I'd be all for the bed sharing if it would actually make a difference but neither of us have managed to fall asleep that way. The lying down on my side breast feeding is quite nice and relaxing but he doesn't seem to manage it for more than 5-10 mins. The one thing I need to get out of are these frequent short bursts of feeding because I find if very unsatsifying (my breasts feel too hard and start leaking) and he just isn't getting enough to get a good sleep. I think it's that that's keeping us both up all night but easier said than done because when he's crying and I'm just too too tired to bounce him up and down and walk around the room with him then all I can do is offer him the breast for comfort.

minipie Mon 08-Aug-16 15:57:27

I wasn't in pain either until the growth spurts hit at (iirc) 6 weeks and 10 weeks. By that time DD was bigger and hungrier and my high supply wasn't enough to compensate for the TT any more - she fed more and more often and my nipples got completely lacerated due to the poor latch, I ended up with cracks and mastitis and it was very nearly the end of BF for me.

Also, although DD seemed to be growing fine before the TT snip (she was maintaining 25th centile), once we had it snipped at 4 months she jumped over a month to the 75th centile! So clearly she wasn't really getting enough.

IME (both DDs had TT) the snip takes about 5 seconds, they yell, bleed slightly and then you feed them and they completely forget about it. The two potential complications I am aware of are 1) the TT can "regrow" (more accurately re heal) so the snip has to be done again. My belief is that this is less likely to happen if you get a really experienced person to do the snip, also it's less likely now your baby is >4 weeks. 2) it can take the baby a few days to "re learn" how to latch better with their unrestricted tongue, this can mean they are put off feeding for a few days, however that is generally when they have the snip at an older age ie several months old. So that's why I said your baby is the perfect age smile

Not to twist your arm or anything but I really wish someone had twisted mine grin

minipie Mon 08-Aug-16 15:58:00

(I didn't get DD1's TT snipped till 4 months and those 4 months were the worst of my - and probably her - life)

Nan0second Mon 08-Aug-16 16:02:54

Another vote for paying to get tongue tie snipped and then investigating reflux if still not settled. Just keep swimming and here is an un-mumsnetty hug

FurryGiraffe Mon 08-Aug-16 16:15:30

Get that TT snipped. Both mine have had TT and snipping it made a big difference each time. DS2 was feeding fine and gaining well but very windy and horrendously faffy- pulling off constantly trying to get a good latch. It was like feeding a different baby afterwards.

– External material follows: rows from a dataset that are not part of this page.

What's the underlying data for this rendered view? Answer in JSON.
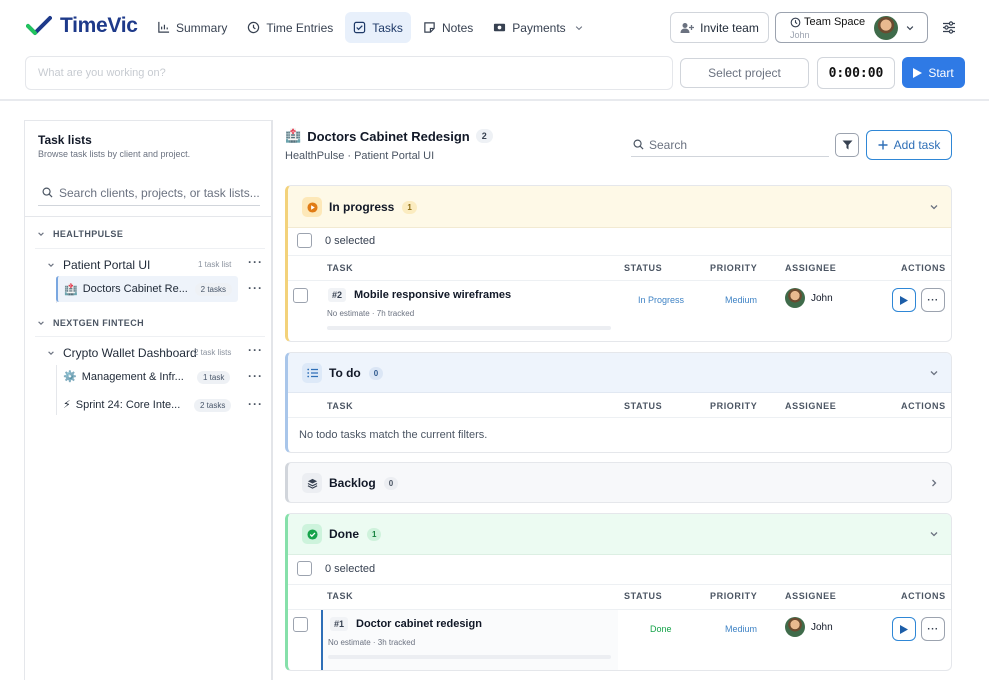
{
  "app": {
    "name": "TimeVic"
  },
  "nav": {
    "summary": "Summary",
    "time_entries": "Time Entries",
    "tasks": "Tasks",
    "notes": "Notes",
    "payments": "Payments"
  },
  "header": {
    "invite_label": "Invite team",
    "team_title": "Team Space",
    "team_user": "John"
  },
  "timer": {
    "placeholder": "What are you working on?",
    "select_project": "Select project",
    "time": "0:00:00",
    "start_label": "Start"
  },
  "sidebar": {
    "title": "Task lists",
    "subtitle": "Browse task lists by client and project.",
    "search_placeholder": "Search clients, projects, or task lists...",
    "clients": [
      {
        "name": "HEALTHPULSE",
        "projects": [
          {
            "name": "Patient Portal UI",
            "meta": "1 task list",
            "lists": [
              {
                "emoji": "🏥",
                "name": "Doctors Cabinet Re...",
                "count": "2 tasks"
              }
            ]
          }
        ]
      },
      {
        "name": "NEXTGEN FINTECH",
        "projects": [
          {
            "name": "Crypto Wallet Dashboard",
            "meta": "2 task lists",
            "lists": [
              {
                "emoji": "⚙️",
                "name": "Management & Infr...",
                "count": "1 task"
              },
              {
                "emoji": "⚡",
                "name": "Sprint 24: Core Inte...",
                "count": "2 tasks"
              }
            ]
          }
        ]
      }
    ]
  },
  "main": {
    "emoji": "🏥",
    "title": "Doctors Cabinet Redesign",
    "count": "2",
    "subtitle": "HealthPulse · Patient Portal UI",
    "search_placeholder": "Search",
    "add_task_label": "Add task",
    "columns": {
      "task": "TASK",
      "status": "STATUS",
      "priority": "PRIORITY",
      "assignee": "ASSIGNEE",
      "actions": "ACTIONS"
    },
    "sections": {
      "in_progress": {
        "label": "In progress",
        "count": "1",
        "selected": "0 selected",
        "task": {
          "num": "#2",
          "name": "Mobile responsive wireframes",
          "meta": "No estimate · 7h tracked",
          "status": "In Progress",
          "priority": "Medium",
          "assignee": "John"
        }
      },
      "todo": {
        "label": "To do",
        "count": "0",
        "empty": "No todo tasks match the current filters."
      },
      "backlog": {
        "label": "Backlog",
        "count": "0"
      },
      "done": {
        "label": "Done",
        "count": "1",
        "selected": "0 selected",
        "task": {
          "num": "#1",
          "name": "Doctor cabinet redesign",
          "meta": "No estimate · 3h tracked",
          "status": "Done",
          "priority": "Medium",
          "assignee": "John"
        }
      }
    }
  },
  "colors": {
    "brand": "#1e3a8a",
    "accent": "#2f7ae5",
    "in_progress_bg": "#fef9e7",
    "todo_bg": "#eef4fc",
    "done_bg": "#ecfbf2"
  },
  "icons": [
    "check-logo-icon",
    "bar-chart-icon",
    "clock-icon",
    "checkbox-icon",
    "note-icon",
    "payments-icon",
    "chevron-down-icon",
    "user-plus-icon",
    "settings-sliders-icon",
    "play-icon",
    "search-icon",
    "filter-icon",
    "plus-icon",
    "list-icon",
    "layers-icon",
    "check-circle-icon",
    "chevron-right-icon"
  ]
}
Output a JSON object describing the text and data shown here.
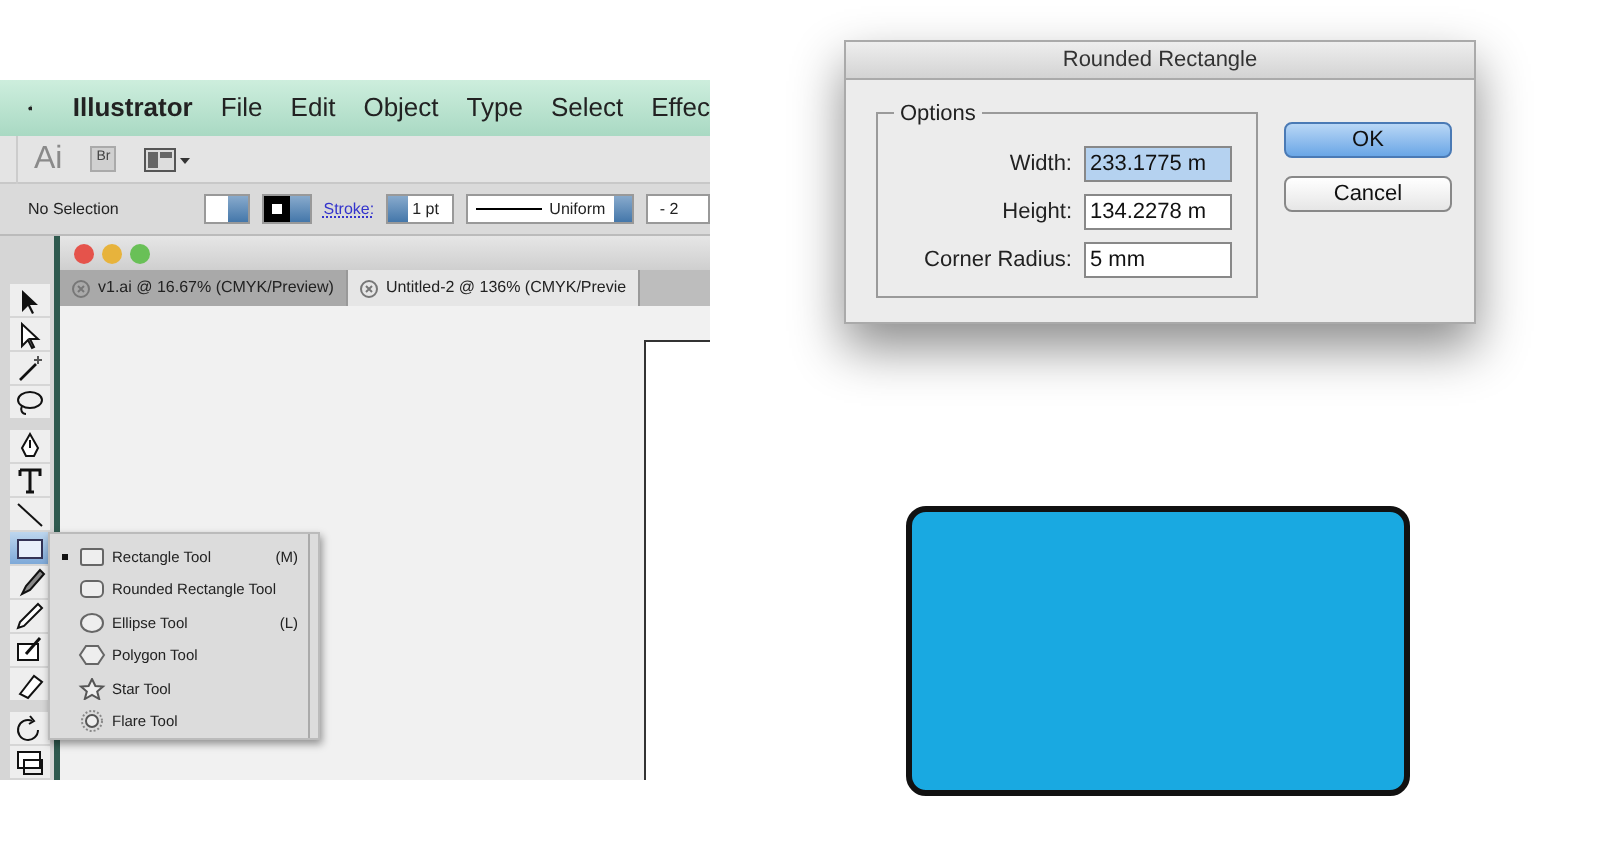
{
  "menu_bar": {
    "app_name": "Illustrator",
    "items": [
      "File",
      "Edit",
      "Object",
      "Type",
      "Select",
      "Effec"
    ]
  },
  "application_bar": {
    "logo": "Ai",
    "bridge_button": "Br"
  },
  "control_bar": {
    "selection": "No Selection",
    "stroke_label": "Stroke:",
    "stroke_weight": "1 pt",
    "profile": "Uniform",
    "field_5": "- 2"
  },
  "document_tabs": [
    {
      "label": "v1.ai @ 16.67% (CMYK/Preview)",
      "selected": false
    },
    {
      "label": "Untitled-2 @ 136% (CMYK/Previe",
      "selected": true
    }
  ],
  "toolbar": {
    "tools": [
      {
        "kind": "selection",
        "selected": false
      },
      {
        "kind": "direct-selection",
        "selected": false
      },
      {
        "kind": "magic-wand",
        "selected": false
      },
      {
        "kind": "lasso",
        "selected": false
      },
      {
        "kind": "pen",
        "selected": false
      },
      {
        "kind": "type",
        "selected": false
      },
      {
        "kind": "line",
        "selected": false
      },
      {
        "kind": "rectangle",
        "selected": true
      },
      {
        "kind": "paintbrush",
        "selected": false
      },
      {
        "kind": "pencil",
        "selected": false
      },
      {
        "kind": "blob-brush",
        "selected": false
      },
      {
        "kind": "eraser",
        "selected": false
      },
      {
        "kind": "rotate",
        "selected": false
      },
      {
        "kind": "scale",
        "selected": false
      }
    ]
  },
  "tool_flyout": {
    "items": [
      {
        "kind": "rectangle",
        "label": "Rectangle Tool",
        "shortcut": "(M)",
        "selected": true
      },
      {
        "kind": "rounded-rectangle",
        "label": "Rounded Rectangle Tool",
        "selected": false
      },
      {
        "kind": "ellipse",
        "label": "Ellipse Tool",
        "shortcut": "(L)",
        "selected": false
      },
      {
        "kind": "polygon",
        "label": "Polygon Tool",
        "selected": false
      },
      {
        "kind": "star",
        "label": "Star Tool",
        "selected": false
      },
      {
        "kind": "flare",
        "label": "Flare Tool",
        "selected": false
      }
    ]
  },
  "dialog": {
    "title": "Rounded Rectangle",
    "group_label": "Options",
    "fields": [
      {
        "label": "Width:",
        "value": "233.1775 m",
        "selected": true
      },
      {
        "label": "Height:",
        "value": "134.2278 m",
        "selected": false
      },
      {
        "label": "Corner Radius:",
        "value": "5 mm",
        "selected": false
      }
    ],
    "buttons": [
      {
        "label": "OK",
        "default": true
      },
      {
        "label": "Cancel",
        "default": false
      }
    ]
  },
  "shape": {
    "kind": "rounded-rectangle"
  }
}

TT can cause lots of wind because the latch is weak and if you do have oversupply then it's harder to control the flow with TT. Some healthcare professionals seem to take the line that if TT isn't preventing feeding, then there's no reason to cut it, but I think that can be a serious error. For a start, the fact that the baby is feeding and gaining well now doesn't necessarily mean it will continue to do so: it's quite common for TT babies to gain well to start with (especially if there is oversupply) and then taper off- so it might become a weight gain problem in the future. Moreover, having a baby with wind because of a poor latch due to tongue tie and/or being unable to control flow well isn't a minor inconvenience- it can make both of you really miserable. You also say you're 'not really' in pain- you shouldn't be in any pain at all! Even if pain was the only issue, that's still a good reason to cut it- it's not selfish to want to feed your baby without discomfort. Finally, remember that TT can cause problems down the road with speech and dental health. Seriously, I really recommend getting it cut: i's a very straightforward procedure, the risk is minimal, and it can make a huge difference to you both.

Join the discussion

Join the discussion

Registering is free, easy, and means you can join in the discussion, get discounts, win prizes and lots more.

Register now